By: Jaycie Cash
I grew up with my bra strap showing.
From the age of 11 on, I was aware that if something could go wrong with my clothes it would. Naturally, it wouldn’t happen until I was in the most embarrassing spot possible, but happen it would.
A treasure-trove of broken zippers—the most memorable in front of the punchbowl at a formal dance when I was practically doing a backbend, trying to avoid the unwelcome advances of a drunken chaperone (don’t ask)—broken heels, popped buttons, hooks that lured eyes away from the cloth to which they’d been sewn, snaps that insisted on being free and single and letting their freak flag fly . . . you name it and I’ve experienced it. And, no, none of this was the result of wearing a size or three too small. Not that I’m above that sort of thing, just too well versed in the likelihood of disaster to give it a try.

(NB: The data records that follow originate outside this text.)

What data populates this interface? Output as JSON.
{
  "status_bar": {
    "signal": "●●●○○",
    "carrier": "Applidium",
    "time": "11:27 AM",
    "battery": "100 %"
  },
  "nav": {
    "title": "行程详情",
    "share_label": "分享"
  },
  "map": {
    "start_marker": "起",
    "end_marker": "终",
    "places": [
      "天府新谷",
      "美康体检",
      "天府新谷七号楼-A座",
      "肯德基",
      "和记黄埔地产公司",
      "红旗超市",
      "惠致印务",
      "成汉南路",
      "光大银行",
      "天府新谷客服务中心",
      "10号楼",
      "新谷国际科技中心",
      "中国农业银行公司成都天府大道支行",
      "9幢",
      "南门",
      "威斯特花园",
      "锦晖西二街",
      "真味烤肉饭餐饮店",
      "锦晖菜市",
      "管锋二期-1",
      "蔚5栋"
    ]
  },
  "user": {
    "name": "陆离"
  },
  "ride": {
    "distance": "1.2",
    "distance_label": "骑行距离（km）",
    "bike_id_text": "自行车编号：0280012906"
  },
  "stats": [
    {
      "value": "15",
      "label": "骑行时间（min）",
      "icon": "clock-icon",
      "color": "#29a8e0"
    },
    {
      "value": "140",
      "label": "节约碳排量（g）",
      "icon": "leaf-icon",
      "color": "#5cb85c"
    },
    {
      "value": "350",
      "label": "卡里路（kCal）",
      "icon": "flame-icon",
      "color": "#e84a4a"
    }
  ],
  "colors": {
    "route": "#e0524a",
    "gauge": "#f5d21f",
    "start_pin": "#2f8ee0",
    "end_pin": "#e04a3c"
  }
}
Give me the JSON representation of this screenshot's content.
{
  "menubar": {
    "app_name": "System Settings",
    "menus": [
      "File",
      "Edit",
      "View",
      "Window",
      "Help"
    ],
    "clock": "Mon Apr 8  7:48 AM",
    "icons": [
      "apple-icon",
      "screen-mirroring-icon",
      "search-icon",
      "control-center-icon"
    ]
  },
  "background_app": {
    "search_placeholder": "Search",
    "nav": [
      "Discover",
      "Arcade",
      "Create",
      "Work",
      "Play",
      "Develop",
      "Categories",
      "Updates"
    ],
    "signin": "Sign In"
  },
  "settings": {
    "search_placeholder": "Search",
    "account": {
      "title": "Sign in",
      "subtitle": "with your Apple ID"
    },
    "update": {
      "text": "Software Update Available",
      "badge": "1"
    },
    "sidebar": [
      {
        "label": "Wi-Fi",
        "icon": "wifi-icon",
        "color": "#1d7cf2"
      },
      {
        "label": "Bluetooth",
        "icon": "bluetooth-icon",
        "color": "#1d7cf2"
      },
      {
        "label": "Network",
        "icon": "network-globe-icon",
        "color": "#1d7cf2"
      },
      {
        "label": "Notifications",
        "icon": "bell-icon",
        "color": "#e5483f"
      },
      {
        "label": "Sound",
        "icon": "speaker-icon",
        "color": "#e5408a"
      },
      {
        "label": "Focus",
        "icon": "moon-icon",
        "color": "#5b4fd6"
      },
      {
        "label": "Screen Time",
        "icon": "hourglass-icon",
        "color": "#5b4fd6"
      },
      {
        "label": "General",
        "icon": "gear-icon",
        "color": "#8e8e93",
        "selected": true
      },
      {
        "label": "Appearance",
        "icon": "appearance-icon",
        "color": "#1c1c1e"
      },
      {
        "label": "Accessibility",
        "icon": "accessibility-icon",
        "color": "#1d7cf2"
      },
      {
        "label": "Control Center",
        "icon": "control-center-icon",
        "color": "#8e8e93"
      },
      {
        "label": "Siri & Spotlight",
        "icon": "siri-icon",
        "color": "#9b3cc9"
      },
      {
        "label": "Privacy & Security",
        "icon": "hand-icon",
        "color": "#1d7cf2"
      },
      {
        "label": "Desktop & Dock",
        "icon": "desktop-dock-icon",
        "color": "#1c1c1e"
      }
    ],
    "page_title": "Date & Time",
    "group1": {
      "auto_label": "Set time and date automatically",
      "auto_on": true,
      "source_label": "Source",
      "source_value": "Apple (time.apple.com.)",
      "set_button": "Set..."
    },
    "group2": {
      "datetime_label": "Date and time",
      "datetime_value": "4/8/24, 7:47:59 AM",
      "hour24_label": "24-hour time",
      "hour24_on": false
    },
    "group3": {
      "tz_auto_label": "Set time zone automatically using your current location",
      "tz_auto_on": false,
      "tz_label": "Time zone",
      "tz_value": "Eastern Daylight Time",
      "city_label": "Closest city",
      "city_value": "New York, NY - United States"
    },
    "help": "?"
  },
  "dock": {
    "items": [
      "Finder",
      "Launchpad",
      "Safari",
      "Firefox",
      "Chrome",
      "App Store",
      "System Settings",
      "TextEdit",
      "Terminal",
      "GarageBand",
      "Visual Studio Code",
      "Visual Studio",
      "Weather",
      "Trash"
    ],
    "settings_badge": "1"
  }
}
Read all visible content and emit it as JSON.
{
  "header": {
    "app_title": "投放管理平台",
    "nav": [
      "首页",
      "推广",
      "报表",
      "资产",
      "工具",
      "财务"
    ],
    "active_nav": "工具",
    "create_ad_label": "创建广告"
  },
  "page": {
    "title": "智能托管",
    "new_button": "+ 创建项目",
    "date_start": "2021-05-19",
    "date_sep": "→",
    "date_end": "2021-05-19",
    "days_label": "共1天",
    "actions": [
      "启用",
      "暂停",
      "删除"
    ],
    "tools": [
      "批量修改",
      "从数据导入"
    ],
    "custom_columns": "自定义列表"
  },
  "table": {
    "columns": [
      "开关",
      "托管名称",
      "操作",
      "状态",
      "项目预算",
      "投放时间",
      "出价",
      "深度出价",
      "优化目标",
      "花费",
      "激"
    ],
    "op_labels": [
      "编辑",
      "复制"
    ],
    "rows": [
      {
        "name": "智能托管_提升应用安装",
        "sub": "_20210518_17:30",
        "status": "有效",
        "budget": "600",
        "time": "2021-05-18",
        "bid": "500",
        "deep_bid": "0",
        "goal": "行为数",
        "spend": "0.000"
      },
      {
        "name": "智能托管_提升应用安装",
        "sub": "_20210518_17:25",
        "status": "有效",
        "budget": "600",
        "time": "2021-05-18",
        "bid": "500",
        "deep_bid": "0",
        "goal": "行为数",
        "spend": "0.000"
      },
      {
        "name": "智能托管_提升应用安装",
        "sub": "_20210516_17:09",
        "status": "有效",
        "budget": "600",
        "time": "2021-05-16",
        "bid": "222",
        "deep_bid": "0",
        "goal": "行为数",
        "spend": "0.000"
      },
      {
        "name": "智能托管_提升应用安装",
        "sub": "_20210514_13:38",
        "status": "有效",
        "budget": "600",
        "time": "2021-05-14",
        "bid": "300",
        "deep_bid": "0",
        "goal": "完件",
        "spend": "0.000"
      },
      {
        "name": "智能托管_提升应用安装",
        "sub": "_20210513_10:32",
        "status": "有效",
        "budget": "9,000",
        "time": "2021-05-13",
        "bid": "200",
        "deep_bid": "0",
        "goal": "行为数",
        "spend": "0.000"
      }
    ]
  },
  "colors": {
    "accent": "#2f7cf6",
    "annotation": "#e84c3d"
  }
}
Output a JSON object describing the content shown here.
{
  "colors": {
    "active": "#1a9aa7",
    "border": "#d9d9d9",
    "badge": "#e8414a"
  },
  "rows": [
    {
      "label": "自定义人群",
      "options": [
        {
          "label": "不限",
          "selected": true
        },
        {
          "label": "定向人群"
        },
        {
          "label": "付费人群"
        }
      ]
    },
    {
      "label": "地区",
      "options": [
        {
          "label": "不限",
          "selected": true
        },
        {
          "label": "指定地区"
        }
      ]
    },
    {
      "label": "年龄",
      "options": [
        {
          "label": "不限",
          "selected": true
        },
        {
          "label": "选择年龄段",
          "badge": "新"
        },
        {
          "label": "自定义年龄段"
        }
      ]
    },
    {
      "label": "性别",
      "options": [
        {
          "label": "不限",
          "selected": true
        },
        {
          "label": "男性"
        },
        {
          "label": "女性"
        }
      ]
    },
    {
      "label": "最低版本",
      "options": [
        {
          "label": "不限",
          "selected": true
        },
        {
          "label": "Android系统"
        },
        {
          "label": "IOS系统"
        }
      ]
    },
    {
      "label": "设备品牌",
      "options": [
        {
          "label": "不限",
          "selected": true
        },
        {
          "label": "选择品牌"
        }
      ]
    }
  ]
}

All of that to say I’m in no position to judge others for a wardrobe malfunction.
Before I go any further it’s important for me to stress I deeply admire Dolly Parton. What’s not to like? She’s not just her own person, she’s kind and polite to others (at least while on talk shows), witty and seems sweetly confident. And lets not forget she’s a brilliant businesswoman: she wrote—but more importantly kept the rights to—a lot of hit songs. Plus, she has her own darn amusement park. Who else do you know who can say that? There’s no Jayciewood out there, my friends. And one isn’t likely to pop up anytime soon.
What I like most of all, however, is that quick though Dolly is to admit her style has yet to be universally adopted, she isn’t afraid to embrace it publicly, proudly, completely and pretty darn tightly (something I could never bring myself to do for all the reasons mentioned above). I’m particularly fond of something I’ve heard her say more than once on a talk show or some other venue: “It costs a lot to look this cheap.”
Come on, admit it, ya gotta love her.
So when I heard she was gonna be a guest on a late-night talk show recently, I made it a point to watch. Never one to disappoint, Dolly was her usual delightful self. It was when she performed at the end of the program, standing on an extremely bright stage, that my eyebrows—in need as they so often are of a bit of judicious plucking—reached new heights on my forehead. Dolly was wearing a tight-fitting top and a full, rather gauzy skirt. She was not, however, wearing a slip.
A slip would have been a good idea.
Two slips probably wouldn’t have hurt.
Essentially, standing in front of the light as she was, she needn’t have worn the skirt at all. But it’s only fair to point out that Dolly Parton has the most toned thighs I’ve ever seen on a woman living deep in the heart of her 6th decade. Now, do I think she wanted some publicity and as a result schemed and planned to display her well-toned gams, and therefore intentionally left her slip on her tour bus that night? I most certainly do not. Caw caw happens, my friends, even to the best and most famous of us.
Do I think less of the magnificent Parton for having this type of thing happen while appearing on national television? How could someone with my clothing history in good conscience do so? How could anyone who’s read this far even ask that question?
There’s no question in my mind that Dolly at some point realized or was told about the skirt issue. Heck, it’s not like it happened in a non-public manner to an unknown person. If she was someone who wanted or needed ANY type of publicity, I’m sure her publicists would have been all over that story, building it into a major event the next day. But they didn’t and it wasn’t. Five will get you ten, it you weren’t watching that night, this is the first you’ve heard of the whole thing.
I’m convinced that being who and what she is (a seasoned, professional performer) Dolly laughed the incident off after making a mental note to always check to make sure her skirt is lined or her slip is on prior to performing in the future. Then she most likely went on her way without giving the matter another thought, because Dolly Parton is comfortable in her own skin.
Elyse Smith, the protagonist of my debut novel, Mrs. Goodfeller, however is not. The Rodney Dangerfield of Scissortail, OK, Elyse has never gotten any respect and has had more than her share of malfunctions in her life, wardrobe and otherwise.
How about you? Have you ever suffered through a public wardrobe malfunction? Have you witnessed an incident where someone else (other than Janet Jackson) had this problem? If so, I’d love to hear about it (please leave out the name of anyone who might have reason to be embarrassed) . . . along with any lessons you learned as a result.
Jaycie Cash blogs on a regular basis for Writerspace.com. Her debut novel, MRS. GOODFELLER, is available through most major eBook outlets, including Amazon and >Barnes and Noble. She’d love for you to like her Facebook Author page.